Work instruction:
Whenever the string "class" turns up in a line below, that line should be copied.

........

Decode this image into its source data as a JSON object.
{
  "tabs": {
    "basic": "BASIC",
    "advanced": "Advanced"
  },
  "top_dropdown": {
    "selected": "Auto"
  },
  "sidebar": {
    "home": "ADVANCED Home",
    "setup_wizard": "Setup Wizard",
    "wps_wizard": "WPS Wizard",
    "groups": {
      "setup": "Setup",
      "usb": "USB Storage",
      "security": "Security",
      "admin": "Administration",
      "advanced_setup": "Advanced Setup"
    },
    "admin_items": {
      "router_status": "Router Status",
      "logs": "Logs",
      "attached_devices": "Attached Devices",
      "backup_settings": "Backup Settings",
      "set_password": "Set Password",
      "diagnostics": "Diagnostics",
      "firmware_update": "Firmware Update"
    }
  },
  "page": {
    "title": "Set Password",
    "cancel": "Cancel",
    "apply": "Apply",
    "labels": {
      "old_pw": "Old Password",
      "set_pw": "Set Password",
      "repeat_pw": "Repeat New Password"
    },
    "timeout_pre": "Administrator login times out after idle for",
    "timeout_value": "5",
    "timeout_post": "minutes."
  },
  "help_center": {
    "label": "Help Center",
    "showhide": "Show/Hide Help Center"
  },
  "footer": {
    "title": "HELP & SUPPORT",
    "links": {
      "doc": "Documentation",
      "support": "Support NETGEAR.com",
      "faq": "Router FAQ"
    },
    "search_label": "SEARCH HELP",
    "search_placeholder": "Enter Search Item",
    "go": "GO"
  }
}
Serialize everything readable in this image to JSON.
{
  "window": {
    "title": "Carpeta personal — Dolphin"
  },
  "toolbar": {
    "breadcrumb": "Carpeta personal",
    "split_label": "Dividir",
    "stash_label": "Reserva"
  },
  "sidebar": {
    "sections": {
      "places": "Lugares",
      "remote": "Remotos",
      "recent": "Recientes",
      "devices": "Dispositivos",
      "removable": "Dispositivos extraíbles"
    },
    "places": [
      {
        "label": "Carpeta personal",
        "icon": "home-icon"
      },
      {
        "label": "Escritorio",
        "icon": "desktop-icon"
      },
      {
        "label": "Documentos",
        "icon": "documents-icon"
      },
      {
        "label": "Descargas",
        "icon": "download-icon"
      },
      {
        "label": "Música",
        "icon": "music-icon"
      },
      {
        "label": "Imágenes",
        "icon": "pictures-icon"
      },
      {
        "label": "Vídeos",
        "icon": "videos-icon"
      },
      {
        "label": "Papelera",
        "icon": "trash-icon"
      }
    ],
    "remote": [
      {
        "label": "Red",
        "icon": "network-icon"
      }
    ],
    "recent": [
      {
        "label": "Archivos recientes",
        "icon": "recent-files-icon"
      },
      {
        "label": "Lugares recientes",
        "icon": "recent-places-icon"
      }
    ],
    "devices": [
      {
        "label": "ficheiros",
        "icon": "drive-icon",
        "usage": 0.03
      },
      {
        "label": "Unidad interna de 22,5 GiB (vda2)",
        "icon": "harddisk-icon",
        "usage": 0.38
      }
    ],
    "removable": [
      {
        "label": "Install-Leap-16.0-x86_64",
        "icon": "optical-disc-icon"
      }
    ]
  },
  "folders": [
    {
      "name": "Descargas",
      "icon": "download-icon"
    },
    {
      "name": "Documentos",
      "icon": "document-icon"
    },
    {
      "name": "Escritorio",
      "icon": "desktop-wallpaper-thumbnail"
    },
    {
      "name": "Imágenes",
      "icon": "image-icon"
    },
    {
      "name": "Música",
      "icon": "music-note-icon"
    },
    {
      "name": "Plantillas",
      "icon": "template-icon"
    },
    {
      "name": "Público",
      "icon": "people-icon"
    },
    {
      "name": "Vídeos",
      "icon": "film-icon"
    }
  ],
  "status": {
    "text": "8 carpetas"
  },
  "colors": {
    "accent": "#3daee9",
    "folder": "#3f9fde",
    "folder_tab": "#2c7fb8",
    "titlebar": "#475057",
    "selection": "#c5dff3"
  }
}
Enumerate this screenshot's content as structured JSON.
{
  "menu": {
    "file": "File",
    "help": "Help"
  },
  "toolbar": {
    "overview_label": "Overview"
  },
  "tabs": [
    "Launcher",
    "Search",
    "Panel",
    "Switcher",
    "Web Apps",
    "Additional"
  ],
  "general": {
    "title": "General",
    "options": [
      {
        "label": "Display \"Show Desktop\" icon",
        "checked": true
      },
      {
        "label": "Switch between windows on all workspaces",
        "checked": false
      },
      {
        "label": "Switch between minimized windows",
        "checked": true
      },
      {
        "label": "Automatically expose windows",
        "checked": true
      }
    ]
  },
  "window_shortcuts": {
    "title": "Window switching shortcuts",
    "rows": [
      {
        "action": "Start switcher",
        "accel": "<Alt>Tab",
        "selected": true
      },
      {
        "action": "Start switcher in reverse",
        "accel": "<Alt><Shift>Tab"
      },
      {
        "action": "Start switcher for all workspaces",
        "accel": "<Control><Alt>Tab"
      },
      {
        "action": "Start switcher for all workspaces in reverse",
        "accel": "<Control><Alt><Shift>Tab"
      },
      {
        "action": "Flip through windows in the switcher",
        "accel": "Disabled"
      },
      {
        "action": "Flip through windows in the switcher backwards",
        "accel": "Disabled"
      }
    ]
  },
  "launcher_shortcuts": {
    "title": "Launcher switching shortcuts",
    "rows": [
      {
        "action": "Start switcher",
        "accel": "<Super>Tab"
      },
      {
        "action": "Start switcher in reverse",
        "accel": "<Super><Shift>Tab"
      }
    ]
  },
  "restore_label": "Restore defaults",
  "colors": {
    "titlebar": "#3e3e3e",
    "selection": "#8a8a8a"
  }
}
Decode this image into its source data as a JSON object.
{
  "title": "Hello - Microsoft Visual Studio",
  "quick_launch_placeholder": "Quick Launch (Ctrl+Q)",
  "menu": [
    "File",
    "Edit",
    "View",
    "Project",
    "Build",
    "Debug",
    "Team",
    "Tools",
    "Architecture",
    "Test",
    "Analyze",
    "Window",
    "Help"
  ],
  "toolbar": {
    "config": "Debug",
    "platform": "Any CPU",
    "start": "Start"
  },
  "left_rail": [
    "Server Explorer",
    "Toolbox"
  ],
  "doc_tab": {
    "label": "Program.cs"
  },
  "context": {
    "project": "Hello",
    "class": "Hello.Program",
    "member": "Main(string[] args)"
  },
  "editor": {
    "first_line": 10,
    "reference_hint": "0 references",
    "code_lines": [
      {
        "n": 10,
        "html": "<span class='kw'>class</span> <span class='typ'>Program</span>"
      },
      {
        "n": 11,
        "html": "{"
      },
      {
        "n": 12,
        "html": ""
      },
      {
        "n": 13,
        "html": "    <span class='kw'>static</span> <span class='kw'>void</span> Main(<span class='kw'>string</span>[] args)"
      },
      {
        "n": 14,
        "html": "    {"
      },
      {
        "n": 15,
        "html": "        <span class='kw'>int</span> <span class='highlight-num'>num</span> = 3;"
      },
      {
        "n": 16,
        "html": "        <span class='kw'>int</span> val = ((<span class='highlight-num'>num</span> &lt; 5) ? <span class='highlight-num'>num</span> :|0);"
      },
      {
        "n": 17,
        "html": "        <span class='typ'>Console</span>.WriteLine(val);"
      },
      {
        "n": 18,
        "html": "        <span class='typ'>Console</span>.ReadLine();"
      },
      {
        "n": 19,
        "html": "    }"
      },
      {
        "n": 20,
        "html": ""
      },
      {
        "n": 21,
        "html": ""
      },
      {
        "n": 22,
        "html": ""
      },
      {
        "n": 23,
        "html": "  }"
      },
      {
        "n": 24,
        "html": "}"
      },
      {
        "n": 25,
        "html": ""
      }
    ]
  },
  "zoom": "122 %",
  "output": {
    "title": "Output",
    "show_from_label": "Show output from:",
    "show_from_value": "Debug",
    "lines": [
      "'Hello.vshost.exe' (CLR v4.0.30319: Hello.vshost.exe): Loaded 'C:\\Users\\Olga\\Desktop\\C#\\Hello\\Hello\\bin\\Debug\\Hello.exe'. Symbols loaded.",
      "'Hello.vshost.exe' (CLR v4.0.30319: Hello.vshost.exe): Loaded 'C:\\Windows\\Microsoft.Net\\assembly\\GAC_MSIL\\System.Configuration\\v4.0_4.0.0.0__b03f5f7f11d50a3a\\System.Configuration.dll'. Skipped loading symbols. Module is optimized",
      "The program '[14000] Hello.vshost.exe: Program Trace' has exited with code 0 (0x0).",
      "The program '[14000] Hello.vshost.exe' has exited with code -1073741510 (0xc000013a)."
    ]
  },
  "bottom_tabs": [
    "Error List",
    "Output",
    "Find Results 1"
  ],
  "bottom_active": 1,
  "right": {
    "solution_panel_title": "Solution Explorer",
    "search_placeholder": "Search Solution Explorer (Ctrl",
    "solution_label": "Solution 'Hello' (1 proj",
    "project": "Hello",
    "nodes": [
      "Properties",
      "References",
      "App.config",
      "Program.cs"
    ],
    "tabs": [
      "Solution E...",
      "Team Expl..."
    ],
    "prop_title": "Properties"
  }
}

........

Result:
    "class": "Hello.Program",
        "html": "<span class='kw'>class</span> <span class='typ'>Program</span>"
        "html": "    <span class='kw'>static</span> <span class='kw'>void</span> Main(<span class='kw'>string</span>[] args)"
        "html": "        <span class='kw'>int</span> <span class='highlight-num'>num</span> = 3;"
        "html": "        <span class='kw'>int</span> val = ((<span class='highlight-num'>num</span> &lt; 5) ? <span class='highlight-num'>num</span> :|0);"
        "html": "        <span class='typ'>Console</span>.WriteLine(val);"
        "html": "        <span class='typ'>Console</span>.ReadLine();"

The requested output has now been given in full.